Plot
The novel is set in and around "Uncle Corny's" garden near Sunbury-on-Thames. The story turns on the love of Kit, the market-gardener's nephew, for Kitty, the daughter of a good but foolish scientific man, who has succeeded in making his own and his daughter's life miserable by marrying a second wife. This lady and her son Donovan are the villains of the story, and by their machinations poor Kit and Kitty are separated and made miserable.
The course of true love is thwarted both before and after marriage: Kitty, for example, being stolen from her bridegroom during the honeymoon. Poetic justice is amply wreaked in the end on all ill-doers in an accumulation of horrors, including a parricide, a suicide, a leper husband returned to claim his wife, and her collapse from the shock into paralysis and imbecility......

Richard Doddridge Blackmore (7 June 1825 - 20 January 1900), known as R. D. Blackmore, was one of the most famous English novelists of the second half of the nineteenth century. He won acclaim for vivid descriptions and personification of the countryside, sharing with Thomas Hardy a Western England background and a strong sense of regional setting in his works.
Blackmore, often referred to as the "Last Victorian", was a pioneer of the movement in fiction that continued with Robert Louis Stevenson and others. He has been described as "proud, shy, reticent, strong-willed, sweet-tempered, and self-centred." Apart from his novel Lorna Doone, which has enjoyed continuing popularity, his work has gone out of print.
Biography:
Richard Doddridge Blackmore was born on 7 June 1825 at Longworth in Berkshire (now Oxfordshire), one year after his elder brother Henry (1824-1875), where his father, John Blackmore, was Curate-in-charge of the parish. His mother died a few months after his birth - the victim of an outbreak of typhus which had occurred in the village. After this loss John Blackmore moved to Bushey, Herts, then to his native Devon, first to Kings Nympton, then Culmstock, Tor Mohun and later to Ashford, in the same county. Richard, however, was taken by his aunt, Mary Frances Knight, and after her marriage to the Rev. Richard Gordon, moved with her to Elsfield rectory, near Oxford. His father married again in 1831, whereupon Richard returned to live with him.

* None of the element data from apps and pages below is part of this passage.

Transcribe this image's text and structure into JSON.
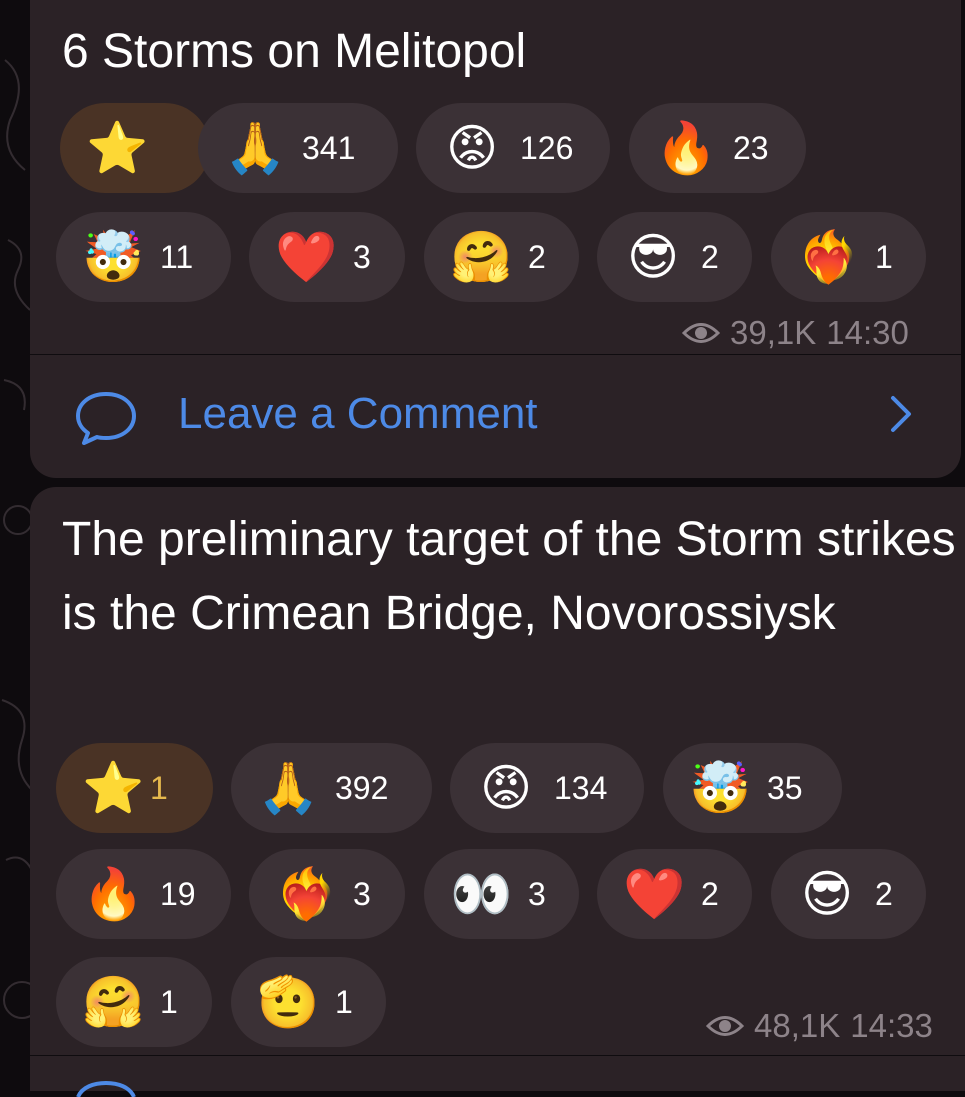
{
  "messages": [
    {
      "text": "6 Storms on Melitopol",
      "reactions": [
        {
          "emoji": "⭐",
          "count": "",
          "icon": "star-icon"
        },
        {
          "emoji": "🙏",
          "count": "341",
          "icon": "folded-hands-icon"
        },
        {
          "emoji": "😡",
          "count": "126",
          "icon": "cursing-face-icon"
        },
        {
          "emoji": "🔥",
          "count": "23",
          "icon": "fire-icon"
        },
        {
          "emoji": "🤯",
          "count": "11",
          "icon": "exploding-head-icon"
        },
        {
          "emoji": "❤️",
          "count": "3",
          "icon": "red-heart-icon"
        },
        {
          "emoji": "🤗",
          "count": "2",
          "icon": "hugging-face-icon"
        },
        {
          "emoji": "😎",
          "count": "2",
          "icon": "sunglasses-face-icon"
        },
        {
          "emoji": "❤️‍🔥",
          "count": "1",
          "icon": "heart-on-fire-icon"
        }
      ],
      "views": "39,1K",
      "time": "14:30",
      "comment_label": "Leave a Comment"
    },
    {
      "text": "The preliminary target of the Storm strikes is the Crimean Bridge, Novorossiysk",
      "reactions": [
        {
          "emoji": "⭐",
          "count": "1",
          "icon": "star-icon"
        },
        {
          "emoji": "🙏",
          "count": "392",
          "icon": "folded-hands-icon"
        },
        {
          "emoji": "😡",
          "count": "134",
          "icon": "cursing-face-icon"
        },
        {
          "emoji": "🤯",
          "count": "35",
          "icon": "exploding-head-icon"
        },
        {
          "emoji": "🔥",
          "count": "19",
          "icon": "fire-icon"
        },
        {
          "emoji": "❤️‍🔥",
          "count": "3",
          "icon": "heart-on-fire-icon"
        },
        {
          "emoji": "👀",
          "count": "3",
          "icon": "eyes-icon"
        },
        {
          "emoji": "❤️",
          "count": "2",
          "icon": "red-heart-icon"
        },
        {
          "emoji": "😎",
          "count": "2",
          "icon": "sunglasses-face-icon"
        },
        {
          "emoji": "🤗",
          "count": "1",
          "icon": "hugging-face-icon"
        },
        {
          "emoji": "🫡",
          "count": "1",
          "icon": "saluting-face-icon"
        }
      ],
      "views": "48,1K",
      "time": "14:33"
    }
  ],
  "colors": {
    "bubble": "#2b2226",
    "pill": "#3b3136",
    "star_pill": "#4a3325",
    "accent": "#4d8ae6",
    "meta": "#8d8389"
  }
}
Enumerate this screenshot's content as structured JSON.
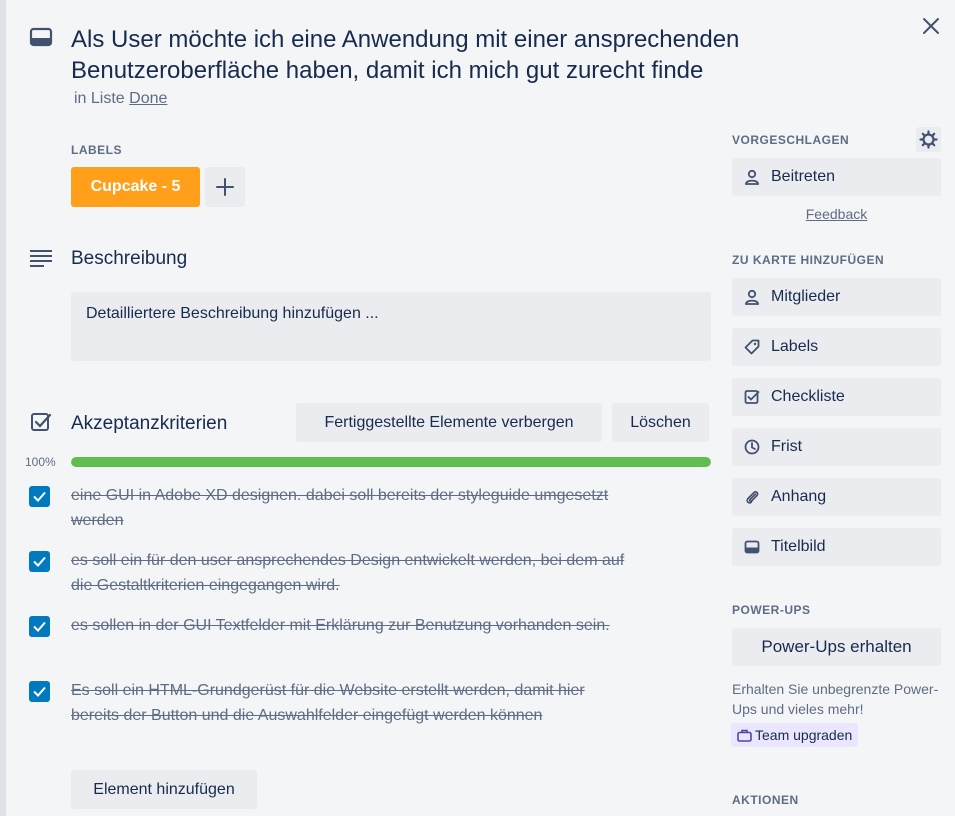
{
  "card": {
    "title": "Als User möchte ich eine Anwendung mit einer ansprechenden Benutzeroberfläche haben, damit ich mich gut zurecht finde",
    "in_list_prefix": "in Liste",
    "list_name": "Done"
  },
  "labels": {
    "heading": "LABELS",
    "items": [
      {
        "text": "Cupcake - 5",
        "color": "#ff9f1a"
      }
    ],
    "add_symbol": "+"
  },
  "description": {
    "heading": "Beschreibung",
    "placeholder": "Detailliertere Beschreibung hinzufügen ..."
  },
  "checklist": {
    "title": "Akzeptanzkriterien",
    "hide_button": "Fertiggestellte Elemente verbergen",
    "delete_button": "Löschen",
    "progress_label": "100%",
    "progress_value": 1.0,
    "items": [
      {
        "text": "eine GUI in Adobe XD designen. dabei soll bereits der styleguide umgesetzt werden",
        "checked": true
      },
      {
        "text": "es soll ein für den user ansprechendes Design entwickelt werden, bei dem auf die Gestaltkriterien eingegangen wird.",
        "checked": true
      },
      {
        "text": "es sollen in der GUI Textfelder mit Erklärung zur Benutzung vorhanden sein.",
        "checked": true
      },
      {
        "text": "Es soll ein HTML-Grundgerüst für die Website erstellt werden, damit hier bereits der Button und die Auswahlfelder eingefügt werden können",
        "checked": true
      }
    ],
    "add_item_button": "Element hinzufügen"
  },
  "sidebar": {
    "suggested_heading": "VORGESCHLAGEN",
    "join_button": "Beitreten",
    "feedback_link": "Feedback",
    "add_to_card_heading": "ZU KARTE HINZUFÜGEN",
    "add_buttons": [
      {
        "label": "Mitglieder",
        "icon": "person-icon"
      },
      {
        "label": "Labels",
        "icon": "tag-icon"
      },
      {
        "label": "Checkliste",
        "icon": "checklist-icon"
      },
      {
        "label": "Frist",
        "icon": "clock-icon"
      },
      {
        "label": "Anhang",
        "icon": "paperclip-icon"
      },
      {
        "label": "Titelbild",
        "icon": "cover-icon"
      }
    ],
    "powerups_heading": "POWER-UPS",
    "powerups_button": "Power-Ups erhalten",
    "powerups_info": "Erhalten Sie unbegrenzte Power-Ups und vieles mehr!",
    "team_upgrade": "Team upgraden",
    "actions_heading": "AKTIONEN"
  },
  "colors": {
    "background": "#f4f5f7",
    "checkbox": "#0079bf",
    "progress": "#61bd4f",
    "label_orange": "#ff9f1a",
    "team_chip": "#eae6ff"
  }
}
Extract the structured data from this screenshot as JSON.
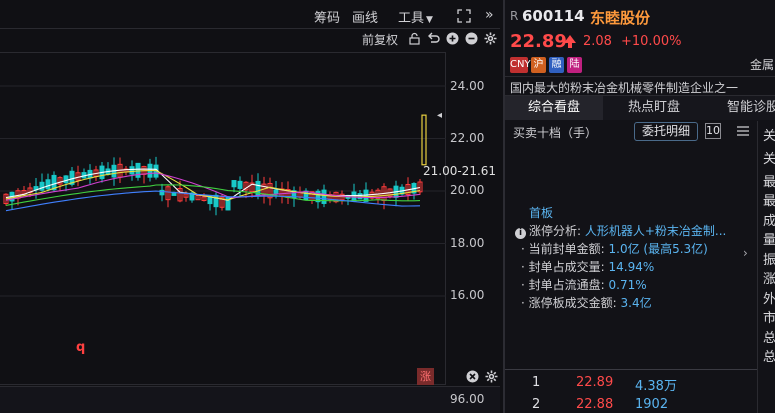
{
  "toolbar": {
    "chips_label": "筹码",
    "draw_label": "画线",
    "tools_label": "工具",
    "adjust_label": "前复权"
  },
  "chart": {
    "y_ticks": [
      "24.00",
      "22.00",
      "20.00",
      "18.00",
      "16.00"
    ],
    "price_range_label": "21.00-21.61",
    "q_marker": "q",
    "limit_up_marker": "涨",
    "lower_tick": "96.00",
    "colors": {
      "up": "#ff3b3b",
      "down": "#19c8c8",
      "ma5": "#ffffff",
      "ma10": "#e8e040",
      "ma20": "#d040d0",
      "ma60": "#40d040",
      "ma120": "#4080ff"
    }
  },
  "stock": {
    "market_prefix": "R",
    "code": "600114",
    "name": "东睦股份",
    "price": "22.89",
    "change": "2.08",
    "change_pct": "+10.00%",
    "badges": [
      {
        "text": "CNY",
        "color": "#c03030"
      },
      {
        "text": "沪",
        "color": "#d06020"
      },
      {
        "text": "融",
        "color": "#3060c0"
      },
      {
        "text": "陆",
        "color": "#c02080"
      }
    ],
    "badge_more": "金属",
    "description": "国内最大的粉末冶金机械零件制造企业之一"
  },
  "tabs": [
    {
      "label": "综合看盘",
      "active": true
    },
    {
      "label": "热点盯盘",
      "active": false
    },
    {
      "label": "智能诊股",
      "active": false
    }
  ],
  "depth": {
    "title": "买卖十档（手）",
    "entrust_label": "委托明细",
    "entrust_count": "10"
  },
  "limit_up": {
    "title": "首板",
    "analysis_label": "涨停分析:",
    "analysis_value": "人形机器人+粉末冶金制...",
    "metrics": [
      {
        "label": "当前封单金额:",
        "value": "1.0亿 (最高5.3亿)"
      },
      {
        "label": "封单占成交量:",
        "value": "14.94%"
      },
      {
        "label": "封单占流通盘:",
        "value": "0.71%"
      },
      {
        "label": "涨停板成交金额:",
        "value": "3.4亿"
      }
    ]
  },
  "orders": [
    {
      "index": "1",
      "price": "22.89",
      "volume": "4.38万"
    },
    {
      "index": "2",
      "price": "22.88",
      "volume": "1902"
    }
  ],
  "side_column": [
    "关",
    "关",
    "最",
    "最",
    "成",
    "量",
    "振",
    "涨",
    "外",
    "市",
    "总",
    "总"
  ]
}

Having spent much of his childhood in the lush and pastoral "Doone Country" of Exmoor, and along the Badgworthy Water (where there is now a memorial stone in Blackmore's honour), Blackmore came to love the very countryside he immortalised in Lorna Doone. ............


Related collections and offers

Product Details

ISBN-13: 9781976044403
Publisher: CreateSpace Publishing
Publication date: 09/03/2017
Pages: 100
Product dimensions: 8.00(w) x 10.00(h) x 0.21(d)

About the Author

R. D. Blackmore (1825-1900) was one of the most famous English novelists of the second half of the 19th Century. He is often known as the "Last Victorian" and is best known for his third novel Lorna Doone published in 1869. The novel pioneered a new romantic movement in English fiction and remains in print to this day.

Customer Reviews